Territorial inequality exists in Ireland due in part to the perception that metropolitan areas are privileged while other areas are relegated as ‘places that don’t matter’ and this contributes to an overarching ‘Dublin versus the rest’ political culture. This project explores how traditional urban-rural dynamics and inter-metropolitan dichotomies in Ireland might be realigned to support enhanced collaboration across regional cities, compact growth and regional economic opportunity to support those areas that have been left-behind by recent economic developments.
The new National Planning Framework and its corresponding documents—the Regional Spatial and Economic Strategies and the Metropolitan Area Spatial Plans—present the opportunity to strengthen Ireland’s ‘second tier cities’ to achieve regional parity and balanced regional development. However, a challenge exists in moving from a competitive co-existence between metropolitan areas to one based on collaboration in pursuit of regional objectives. Furthermore, little guidance to navigate the process exists.
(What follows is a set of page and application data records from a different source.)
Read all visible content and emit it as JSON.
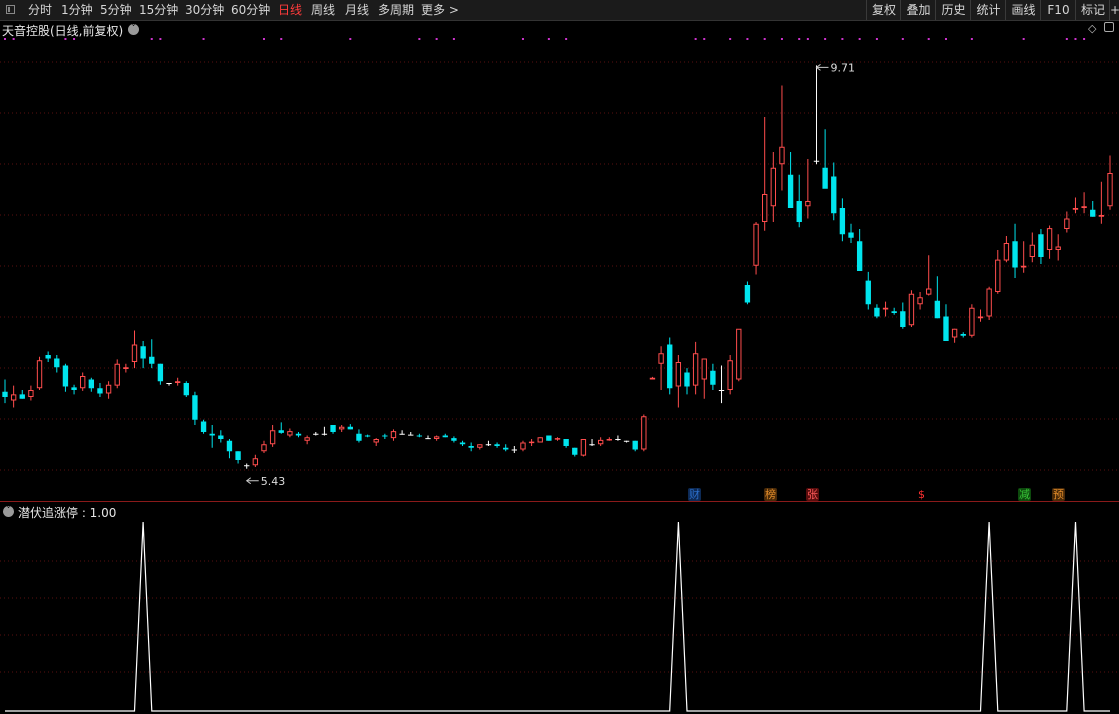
{
  "toolbar": {
    "periods": [
      "分时",
      "1分钟",
      "5分钟",
      "15分钟",
      "30分钟",
      "60分钟",
      "日线",
      "周线",
      "月线",
      "多周期",
      "更多 >"
    ],
    "active_period": "日线",
    "right_buttons": [
      "复权",
      "叠加",
      "历史",
      "统计",
      "画线",
      "F10",
      "标记",
      "+"
    ]
  },
  "stock_title": "天音控股(日线,前复权)",
  "indicator_title": "潜伏追涨停 : 1.00",
  "events": [
    {
      "label": "财",
      "color": "#2a6cc6",
      "bg": "#0d2a55"
    },
    {
      "label": "榜",
      "color": "#e08b2a",
      "bg": "#4a2a08"
    },
    {
      "label": "张",
      "color": "#ff5a5a",
      "bg": "#5a0d0d"
    },
    {
      "label": "$",
      "color": "#ff3030",
      "bg": "#000000"
    },
    {
      "label": "减",
      "color": "#38c638",
      "bg": "#0d4a0d"
    },
    {
      "label": "预",
      "color": "#e08b2a",
      "bg": "#4a2a08"
    }
  ],
  "colors": {
    "up": "#ff4d4d",
    "down": "#00e5ee",
    "flat": "#ffffff",
    "grid": "#5a1010",
    "signal": "#ffffff",
    "dots": "#cc33cc"
  },
  "chart_data": {
    "type": "candlestick",
    "ohlc": [
      [
        5.98,
        6.12,
        5.85,
        5.92
      ],
      [
        5.88,
        6.05,
        5.8,
        5.95
      ],
      [
        5.95,
        6.0,
        5.9,
        5.9
      ],
      [
        5.92,
        6.05,
        5.88,
        6.0
      ],
      [
        6.02,
        6.38,
        6.0,
        6.34
      ],
      [
        6.4,
        6.44,
        6.32,
        6.36
      ],
      [
        6.36,
        6.4,
        6.2,
        6.26
      ],
      [
        6.28,
        6.3,
        5.98,
        6.04
      ],
      [
        6.03,
        6.06,
        5.95,
        6.0
      ],
      [
        6.02,
        6.2,
        5.99,
        6.16
      ],
      [
        6.12,
        6.14,
        5.98,
        6.02
      ],
      [
        6.02,
        6.08,
        5.92,
        5.96
      ],
      [
        5.96,
        6.1,
        5.9,
        6.06
      ],
      [
        6.05,
        6.35,
        6.02,
        6.3
      ],
      [
        6.24,
        6.3,
        6.2,
        6.26
      ],
      [
        6.32,
        6.68,
        6.25,
        6.52
      ],
      [
        6.5,
        6.56,
        6.25,
        6.36
      ],
      [
        6.38,
        6.58,
        6.25,
        6.3
      ],
      [
        6.3,
        6.3,
        6.06,
        6.1
      ],
      [
        6.08,
        6.08,
        6.05,
        6.08
      ],
      [
        6.08,
        6.14,
        6.05,
        6.1
      ],
      [
        6.08,
        6.1,
        5.92,
        5.94
      ],
      [
        5.94,
        5.98,
        5.6,
        5.66
      ],
      [
        5.64,
        5.66,
        5.5,
        5.52
      ],
      [
        5.5,
        5.6,
        5.34,
        5.48
      ],
      [
        5.48,
        5.54,
        5.4,
        5.44
      ],
      [
        5.42,
        5.44,
        5.22,
        5.3
      ],
      [
        5.3,
        5.3,
        5.16,
        5.2
      ],
      [
        5.14,
        5.16,
        5.1,
        5.14
      ],
      [
        5.14,
        5.26,
        5.12,
        5.22
      ],
      [
        5.3,
        5.42,
        5.28,
        5.38
      ],
      [
        5.38,
        5.6,
        5.35,
        5.54
      ],
      [
        5.54,
        5.63,
        5.5,
        5.51
      ],
      [
        5.48,
        5.56,
        5.46,
        5.53
      ],
      [
        5.5,
        5.52,
        5.46,
        5.48
      ],
      [
        5.42,
        5.48,
        5.38,
        5.46
      ],
      [
        5.5,
        5.52,
        5.48,
        5.5
      ],
      [
        5.5,
        5.58,
        5.48,
        5.5
      ],
      [
        5.6,
        5.6,
        5.5,
        5.52
      ],
      [
        5.55,
        5.6,
        5.52,
        5.58
      ],
      [
        5.58,
        5.61,
        5.55,
        5.55
      ],
      [
        5.5,
        5.55,
        5.4,
        5.42
      ],
      [
        5.48,
        5.49,
        5.46,
        5.47
      ],
      [
        5.4,
        5.45,
        5.36,
        5.44
      ],
      [
        5.48,
        5.5,
        5.44,
        5.47
      ],
      [
        5.45,
        5.55,
        5.42,
        5.53
      ],
      [
        5.5,
        5.54,
        5.49,
        5.5
      ],
      [
        5.49,
        5.52,
        5.48,
        5.49
      ],
      [
        5.48,
        5.5,
        5.46,
        5.47
      ],
      [
        5.45,
        5.48,
        5.44,
        5.45
      ],
      [
        5.44,
        5.48,
        5.42,
        5.47
      ],
      [
        5.48,
        5.5,
        5.46,
        5.46
      ],
      [
        5.45,
        5.47,
        5.4,
        5.42
      ],
      [
        5.4,
        5.42,
        5.36,
        5.38
      ],
      [
        5.36,
        5.4,
        5.3,
        5.34
      ],
      [
        5.34,
        5.38,
        5.32,
        5.38
      ],
      [
        5.38,
        5.42,
        5.36,
        5.38
      ],
      [
        5.38,
        5.4,
        5.34,
        5.36
      ],
      [
        5.34,
        5.38,
        5.3,
        5.32
      ],
      [
        5.32,
        5.36,
        5.28,
        5.32
      ],
      [
        5.32,
        5.42,
        5.3,
        5.4
      ],
      [
        5.4,
        5.44,
        5.36,
        5.41
      ],
      [
        5.4,
        5.46,
        5.4,
        5.46
      ],
      [
        5.48,
        5.48,
        5.42,
        5.42
      ],
      [
        5.44,
        5.46,
        5.42,
        5.45
      ],
      [
        5.44,
        5.44,
        5.34,
        5.36
      ],
      [
        5.34,
        5.34,
        5.24,
        5.26
      ],
      [
        5.25,
        5.44,
        5.24,
        5.44
      ],
      [
        5.38,
        5.44,
        5.36,
        5.38
      ],
      [
        5.38,
        5.46,
        5.36,
        5.43
      ],
      [
        5.43,
        5.46,
        5.42,
        5.44
      ],
      [
        5.44,
        5.48,
        5.42,
        5.44
      ],
      [
        5.42,
        5.42,
        5.4,
        5.42
      ],
      [
        5.42,
        5.42,
        5.3,
        5.32
      ],
      [
        5.32,
        5.72,
        5.3,
        5.7
      ],
      [
        6.12,
        6.15,
        6.12,
        6.14
      ],
      [
        6.3,
        6.5,
        6.0,
        6.42
      ],
      [
        6.52,
        6.6,
        5.95,
        6.02
      ],
      [
        6.04,
        6.4,
        5.8,
        6.32
      ],
      [
        6.2,
        6.25,
        5.95,
        6.04
      ],
      [
        6.05,
        6.55,
        5.95,
        6.42
      ],
      [
        6.12,
        6.35,
        5.9,
        6.36
      ],
      [
        6.22,
        6.3,
        6.0,
        6.06
      ],
      [
        6.0,
        6.28,
        5.85,
        6.0
      ],
      [
        6.0,
        6.4,
        5.95,
        6.34
      ],
      [
        6.12,
        6.58,
        6.1,
        6.7
      ],
      [
        7.2,
        7.24,
        6.98,
        7.0
      ],
      [
        7.42,
        7.92,
        7.32,
        7.9
      ],
      [
        7.92,
        9.12,
        7.82,
        8.24
      ],
      [
        8.1,
        8.72,
        7.92,
        8.54
      ],
      [
        8.58,
        9.48,
        8.28,
        8.78
      ],
      [
        8.46,
        8.72,
        8.1,
        8.08
      ],
      [
        8.16,
        8.46,
        7.86,
        7.92
      ],
      [
        8.1,
        8.64,
        7.96,
        8.16
      ],
      [
        8.62,
        9.71,
        8.58,
        8.62
      ],
      [
        8.54,
        8.98,
        8.4,
        8.3
      ],
      [
        8.44,
        8.6,
        7.94,
        8.02
      ],
      [
        8.08,
        8.19,
        7.7,
        7.78
      ],
      [
        7.8,
        7.9,
        7.68,
        7.74
      ],
      [
        7.7,
        7.84,
        7.42,
        7.36
      ],
      [
        7.25,
        7.35,
        6.92,
        6.98
      ],
      [
        6.94,
        6.98,
        6.82,
        6.84
      ],
      [
        6.92,
        7.01,
        6.84,
        6.94
      ],
      [
        6.9,
        6.94,
        6.86,
        6.88
      ],
      [
        6.9,
        7.0,
        6.7,
        6.72
      ],
      [
        6.74,
        7.14,
        6.72,
        7.1
      ],
      [
        6.98,
        7.12,
        6.92,
        7.06
      ],
      [
        7.09,
        7.54,
        7.08,
        7.16
      ],
      [
        7.02,
        7.3,
        6.82,
        6.82
      ],
      [
        6.84,
        6.98,
        6.56,
        6.56
      ],
      [
        6.6,
        6.7,
        6.54,
        6.7
      ],
      [
        6.64,
        6.66,
        6.6,
        6.62
      ],
      [
        6.62,
        6.98,
        6.6,
        6.94
      ],
      [
        6.82,
        6.92,
        6.78,
        6.84
      ],
      [
        6.84,
        7.18,
        6.8,
        7.16
      ],
      [
        7.12,
        7.6,
        7.1,
        7.49
      ],
      [
        7.48,
        7.76,
        7.46,
        7.68
      ],
      [
        7.7,
        7.9,
        7.28,
        7.4
      ],
      [
        7.4,
        7.7,
        7.34,
        7.42
      ],
      [
        7.52,
        7.8,
        7.46,
        7.66
      ],
      [
        7.78,
        7.84,
        7.44,
        7.52
      ],
      [
        7.6,
        7.88,
        7.5,
        7.85
      ],
      [
        7.6,
        7.78,
        7.48,
        7.64
      ],
      [
        7.84,
        8.04,
        7.8,
        7.96
      ],
      [
        8.06,
        8.2,
        8.02,
        8.08
      ],
      [
        8.08,
        8.26,
        8.02,
        8.1
      ],
      [
        8.06,
        8.16,
        7.98,
        7.98
      ],
      [
        7.98,
        8.38,
        7.9,
        8.0
      ],
      [
        8.1,
        8.68,
        8.06,
        8.48
      ]
    ],
    "ylim": [
      4.8,
      10.0
    ],
    "high_label": "9.71",
    "low_label": "5.43",
    "signal": {
      "name": "潜伏追涨停",
      "value": 1.0,
      "spikes_at": [
        16,
        78,
        114,
        124
      ]
    }
  }
}
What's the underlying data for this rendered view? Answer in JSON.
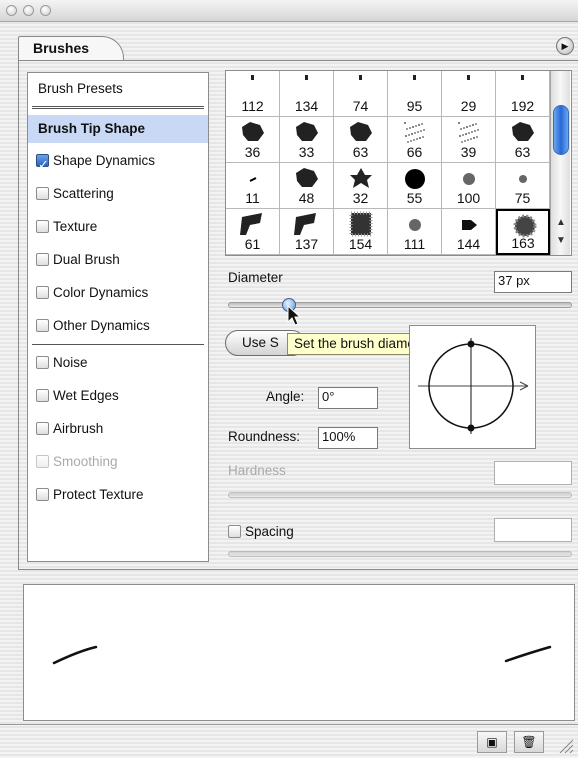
{
  "tab": {
    "title": "Brushes"
  },
  "left_panel": {
    "presets_label": "Brush Presets",
    "tip_shape_label": "Brush Tip Shape",
    "options": [
      {
        "label": "Shape Dynamics",
        "checked": true,
        "enabled": true
      },
      {
        "label": "Scattering",
        "checked": false,
        "enabled": true
      },
      {
        "label": "Texture",
        "checked": false,
        "enabled": true
      },
      {
        "label": "Dual Brush",
        "checked": false,
        "enabled": true
      },
      {
        "label": "Color Dynamics",
        "checked": false,
        "enabled": true
      },
      {
        "label": "Other Dynamics",
        "checked": false,
        "enabled": true
      },
      {
        "label": "Noise",
        "checked": false,
        "enabled": true
      },
      {
        "label": "Wet Edges",
        "checked": false,
        "enabled": true
      },
      {
        "label": "Airbrush",
        "checked": false,
        "enabled": true
      },
      {
        "label": "Smoothing",
        "checked": false,
        "enabled": false
      },
      {
        "label": "Protect Texture",
        "checked": false,
        "enabled": true
      }
    ]
  },
  "brush_grid": {
    "rows": [
      [
        "112",
        "134",
        "74",
        "95",
        "29",
        "192"
      ],
      [
        "36",
        "33",
        "63",
        "66",
        "39",
        "63"
      ],
      [
        "11",
        "48",
        "32",
        "55",
        "100",
        "75"
      ],
      [
        "61",
        "137",
        "154",
        "111",
        "144",
        "163"
      ]
    ],
    "selected": "163"
  },
  "diameter": {
    "label": "Diameter",
    "value": "37 px",
    "tooltip": "Set the brush diameter"
  },
  "use_sample_button": "Use S",
  "angle": {
    "label": "Angle:",
    "value": "0°"
  },
  "roundness": {
    "label": "Roundness:",
    "value": "100%"
  },
  "hardness": {
    "label": "Hardness"
  },
  "spacing": {
    "label": "Spacing",
    "checked": false
  },
  "colors": {
    "accent_blue": "#2a62c0",
    "tooltip_bg": "#ffffcc",
    "selection": "#c9d9f5"
  }
}
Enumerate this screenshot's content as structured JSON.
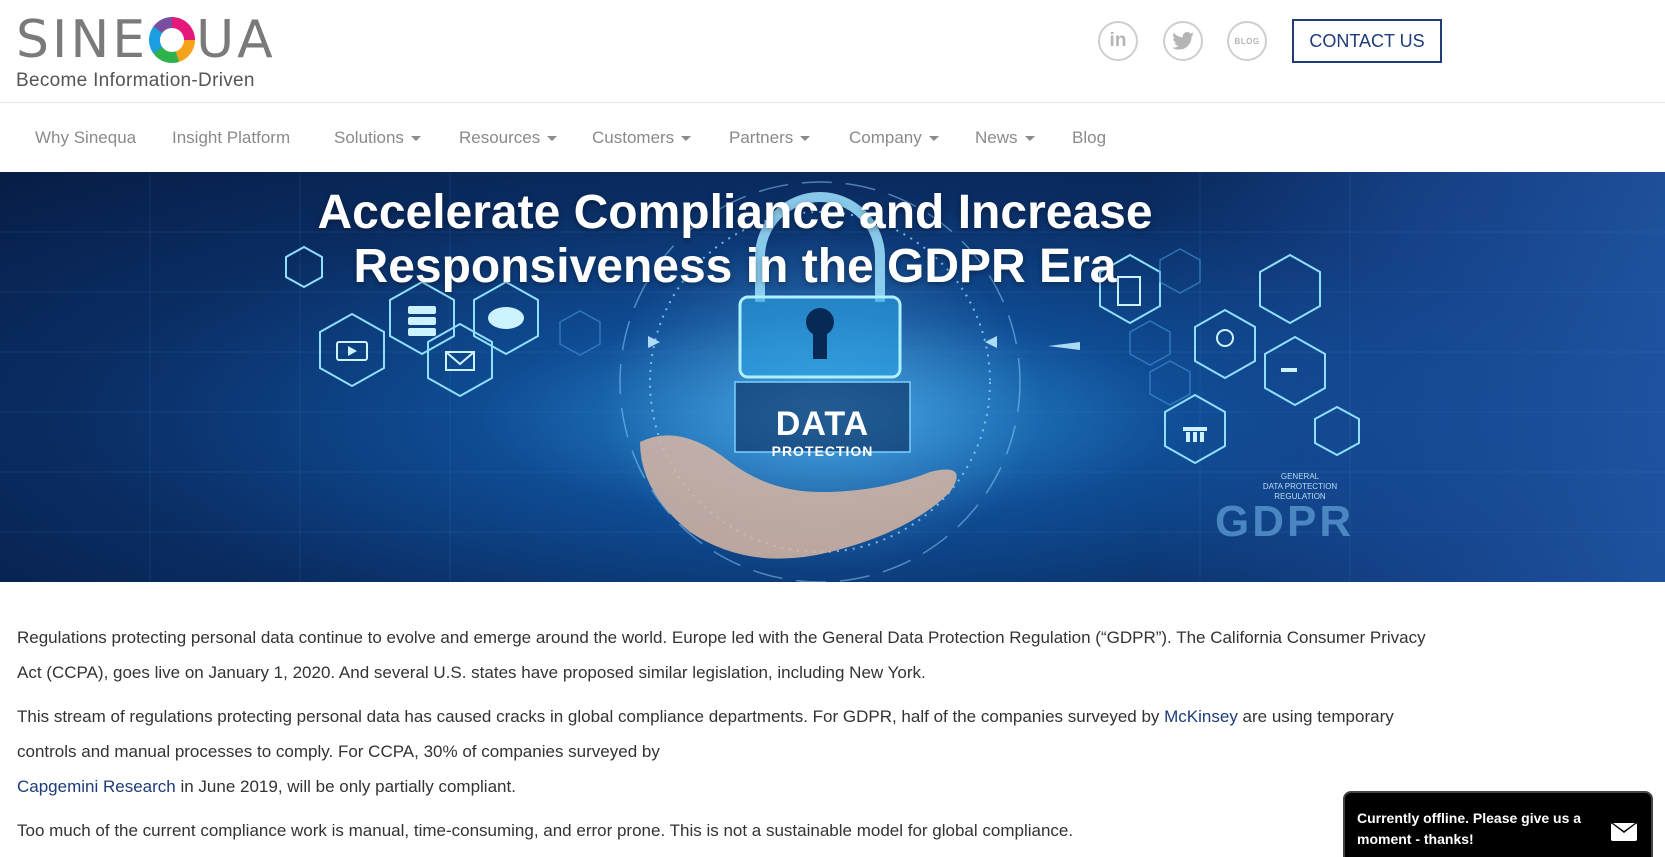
{
  "brand": {
    "logo_pre": "SINE",
    "logo_post": "UA",
    "tagline": "Become Information-Driven"
  },
  "header": {
    "social": [
      {
        "label": "in",
        "icon": "linkedin-icon"
      },
      {
        "label": "🐦",
        "icon": "twitter-icon"
      },
      {
        "label": "BLOG",
        "icon": "blog-icon"
      }
    ],
    "contact_label": "CONTACT US"
  },
  "nav": {
    "items": [
      {
        "label": "Why Sinequa",
        "dropdown": false
      },
      {
        "label": "Insight Platform",
        "dropdown": false
      },
      {
        "label": "Solutions",
        "dropdown": true
      },
      {
        "label": "Resources",
        "dropdown": true
      },
      {
        "label": "Customers",
        "dropdown": true
      },
      {
        "label": "Partners",
        "dropdown": true
      },
      {
        "label": "Company",
        "dropdown": true
      },
      {
        "label": "News",
        "dropdown": true
      },
      {
        "label": "Blog",
        "dropdown": false
      }
    ]
  },
  "hero": {
    "title_line1": "Accelerate Compliance and Increase",
    "title_line2": "Responsiveness in the GDPR Era",
    "data_big": "DATA",
    "data_small": "PROTECTION",
    "gdpr_small_1": "GENERAL",
    "gdpr_small_2": "DATA PROTECTION",
    "gdpr_small_3": "REGULATION",
    "gdpr_big": "GDPR"
  },
  "content": {
    "p1": "Regulations protecting personal data continue to evolve and emerge around the world. Europe led with the General Data Protection Regulation (“GDPR”). The California Consumer Privacy Act (CCPA), goes live on January 1, 2020. And several U.S. states have proposed similar legislation, including New York.",
    "p2_a": "This stream of regulations protecting personal data has caused cracks in global compliance departments. For GDPR, half of the companies surveyed by ",
    "p2_link1": "McKinsey",
    "p2_b": " are using temporary controls and manual processes to comply. For CCPA, 30% of companies surveyed by",
    "p2_link2": "Capgemini Research",
    "p2_c": " in June 2019, will be only partially compliant.",
    "p3": "Too much of the current compliance work is manual, time-consuming, and error prone. This is not a sustainable model for global compliance."
  },
  "chat": {
    "message": "Currently offline. Please give us a moment - thanks!"
  },
  "colors": {
    "brand_navy": "#1d3c78",
    "nav_text": "#8a8a8a",
    "hero_blue": "#0f4c94"
  }
}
Through a case study of Ireland’s southern region, this project observes, documents and theorises metropolitanisation processes as they unfold to offer insight into historic and contemporary roadblocks to implementation.